US8700675 *Feb 19, 2007Apr 15, 2014Sony CorporationContents space forming apparatus, method of the same, computer, program, and storage media
US8732228 *Nov 17, 2005May 20, 2014International Business Machines CorporationPublishing documents in a publish/subscribe data processing system
US8750468Oct 5, 2010Jun 10, 2014Callspace, Inc.Contextualized telephony message management
US20100100549 *Feb 19, 2007Apr 22, 2010Sony Computer Entertainment Inc.Contents space forming apparatus, method of the same, computer, program, and storage media
US20100268784 *Apr 16, 2010Oct 21, 2010Marc HennessData synchronization system and method
US20110035656 *Feb 18, 2010Feb 10, 2011King Martin TIdentifying a document by performing spectral analysis on the contents of the document
US20110225074 *Jun 18, 2010Sep 15, 2011Microsoft CorporationSystem and method for providing information as a service via web services
US20110282890 *May 28, 2011Nov 17, 2011Griffith Robert AMethod and system for disambiguating informational objects
US20120137202 *Feb 6, 2012May 31, 2012Theodor Holm NelsonSystem for exploring connections between data pages
WO2009049053A1 *Oct 9, 2008Apr 16, 2009Firstpaper LlcSystems, methods and apparatus for content distribution
WO2013119469A2Feb 1, 2013Aug 15, 2013Thomson Reuters Gloval ResourcesSystem, method, and interfaces for work product management
Classifications
U.S. Classification1/1, 707/E17.008, 707/E17.109, 707/999.003
International ClassificationG06F17/30, G06F7/00
Cooperative ClassificationY10S707/99933, G06F17/30011, G06F17/30867
European ClassificationG06F17/30W1F, G06F17/30D
Legal Events
DateCodeEventDescription
Jan 28, 2014FPAYFee payment
Year of fee payment: 8
Apr 6, 2010SULPSurcharge for late payment
Apr 6, 2010FPAYFee payment
Year of fee payment: 4
Mar 8, 2010REMIMaintenance fee reminder mailed
Oct 6, 2008ASAssignment
Owner name: THOMSON REUTERS GLOBAL RESOURCES, SWITZERLAND

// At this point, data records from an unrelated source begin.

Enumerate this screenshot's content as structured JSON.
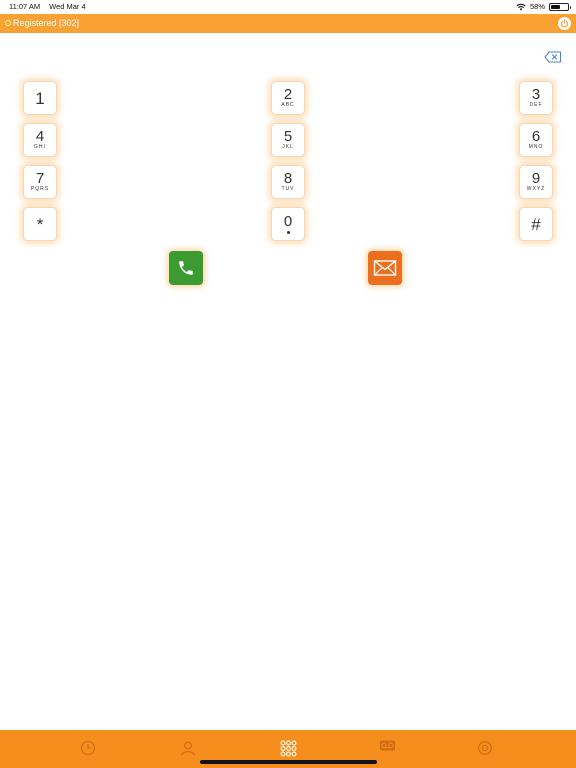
{
  "status_bar": {
    "time": "11:07 AM",
    "date": "Wed Mar 4",
    "battery": "58%",
    "battery_level": 0.58,
    "icons": [
      "wifi-icon",
      "battery-icon"
    ]
  },
  "header": {
    "registration": "Registered [302]",
    "status_color": "#f3ff9a",
    "background": "#f9a133",
    "icons": [
      "registration-status-icon",
      "power-icon"
    ]
  },
  "dialpad": {
    "keys": [
      {
        "digit": "1",
        "letters": ""
      },
      {
        "digit": "2",
        "letters": "ABC"
      },
      {
        "digit": "3",
        "letters": "DEF"
      },
      {
        "digit": "4",
        "letters": "GHI"
      },
      {
        "digit": "5",
        "letters": "JKL"
      },
      {
        "digit": "6",
        "letters": "MNO"
      },
      {
        "digit": "7",
        "letters": "PQRS"
      },
      {
        "digit": "8",
        "letters": "TUV"
      },
      {
        "digit": "9",
        "letters": "WXYZ"
      },
      {
        "digit": "*",
        "letters": ""
      },
      {
        "digit": "0",
        "letters": ""
      },
      {
        "digit": "#",
        "letters": ""
      }
    ],
    "icons": [
      "backspace-icon",
      "phone-icon",
      "envelope-icon"
    ],
    "call_color": "#3b9b31",
    "message_color": "#ec6e1f"
  },
  "tab_bar": {
    "background": "#f58e1d",
    "tabs": [
      {
        "icon": "recents-clock-icon",
        "active": false
      },
      {
        "icon": "contacts-person-icon",
        "active": false
      },
      {
        "icon": "keypad-grid-icon",
        "active": true
      },
      {
        "icon": "voicemail-icon",
        "active": false
      },
      {
        "icon": "settings-icon",
        "active": false
      }
    ]
  }
}
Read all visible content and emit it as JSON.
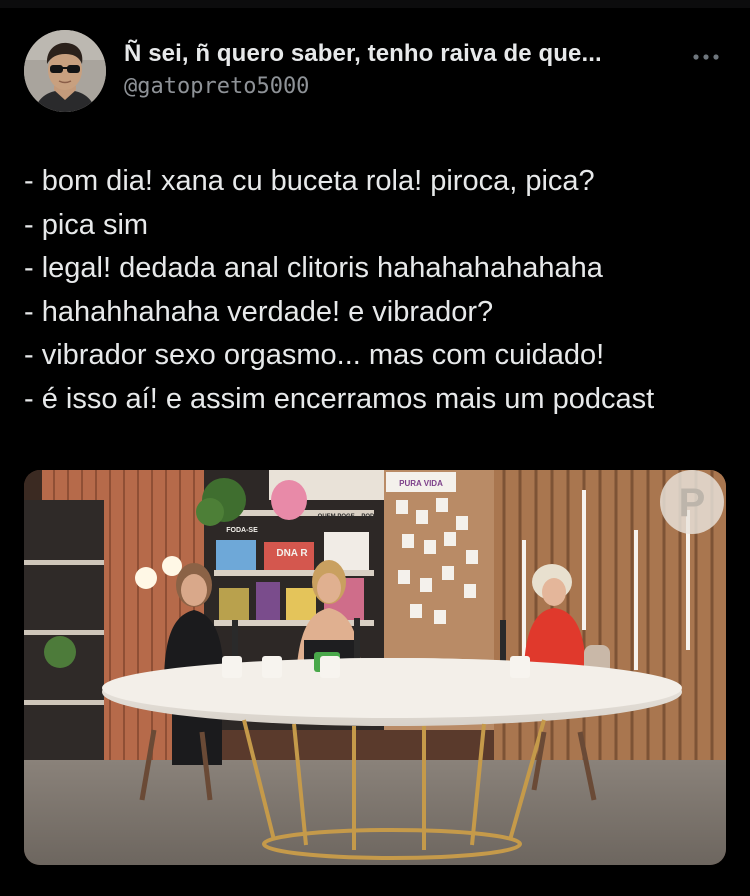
{
  "author": {
    "display_name": "Ñ sei, ñ quero saber, tenho raiva de que...",
    "handle": "@gatopreto5000",
    "avatar_icon": "profile-photo-man-sunglasses"
  },
  "more_icon": "more-horizontal-icon",
  "tweet": {
    "lines": [
      "- bom dia! xana cu buceta rola! piroca, pica?",
      "- pica sim",
      "- legal! dedada anal clitoris hahahahahahaha",
      "- hahahhahaha verdade! e vibrador?",
      "- vibrador sexo orgasmo... mas com cuidado!",
      "- é isso aí! e assim encerramos mais um podcast"
    ]
  },
  "media": {
    "description_icon": "podcast-studio-photo",
    "watermark_logo": "P",
    "set_signs": {
      "sign_left": "FODA-SE",
      "sign_mug": "QUEM POGE... POD",
      "sign_top": "PURA VIDA",
      "sign_name": "DNA R"
    }
  },
  "colors": {
    "background": "#000000",
    "text_primary": "#e7e9ea",
    "text_secondary": "#8e9297"
  }
}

Free format text: CHANGE OF NAME;ASSIGNOR:THOMSON GLOBAL RESOURCES;REEL/FRAME:021630/0917
Effective date: 20080603
Apr 4, 2008ASAssignment
Owner name: THOMSON GLOBAL RESOURCES, SWITZERLAND
Free format text: ASSIGNMENT OF ASSIGNORS INTEREST;ASSIGNOR:THOMSON GLOBAL RESOURCES AG;REEL/FRAME:020755/0731
Effective date: 20080206
Mar 16, 2006ASAssignment
Owner name: THOMSON GLOBAL RESOURCES AG, SWITZERLAND
Free format text: CHANGE OF NAME;ASSIGNOR:THOMPSON LEGAL AND REGULATORY GLOBAL AG;REEL/FRAME:017343/0604
Effective date: 20040629
May 12, 2003ASAssignment
Owner name: THOMSON LEGAL AND REGULATORY GLOBALAG, SWITZERLAND
Free format text: ASSIGNMENT OF ASSIGNORS INTEREST;ASSIGNORS:BLUHM, MARK;GETTING, BRUCE;HAYFT, MARK;AND OTHERS;REEL/FRAME:014424/0592
Effective date: 20021216